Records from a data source

═══

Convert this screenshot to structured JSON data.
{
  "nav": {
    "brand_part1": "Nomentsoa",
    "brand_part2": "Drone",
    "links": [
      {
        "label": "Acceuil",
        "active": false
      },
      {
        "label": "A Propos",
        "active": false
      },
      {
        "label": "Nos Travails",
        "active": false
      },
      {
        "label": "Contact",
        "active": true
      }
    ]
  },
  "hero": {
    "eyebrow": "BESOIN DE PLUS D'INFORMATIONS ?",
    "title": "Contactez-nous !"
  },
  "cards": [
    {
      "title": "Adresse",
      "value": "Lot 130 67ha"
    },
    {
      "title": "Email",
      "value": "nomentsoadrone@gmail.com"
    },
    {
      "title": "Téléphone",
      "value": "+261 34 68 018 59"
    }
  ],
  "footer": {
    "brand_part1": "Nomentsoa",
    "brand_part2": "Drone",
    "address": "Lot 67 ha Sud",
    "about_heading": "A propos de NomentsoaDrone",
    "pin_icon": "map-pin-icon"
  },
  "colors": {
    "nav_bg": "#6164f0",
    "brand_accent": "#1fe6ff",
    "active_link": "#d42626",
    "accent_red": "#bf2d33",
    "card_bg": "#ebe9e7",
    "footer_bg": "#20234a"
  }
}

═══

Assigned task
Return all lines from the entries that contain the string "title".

Response
    "title": "Contactez-nous !"
      "title": "Adresse",
      "title": "Email",
      "title": "Téléphone",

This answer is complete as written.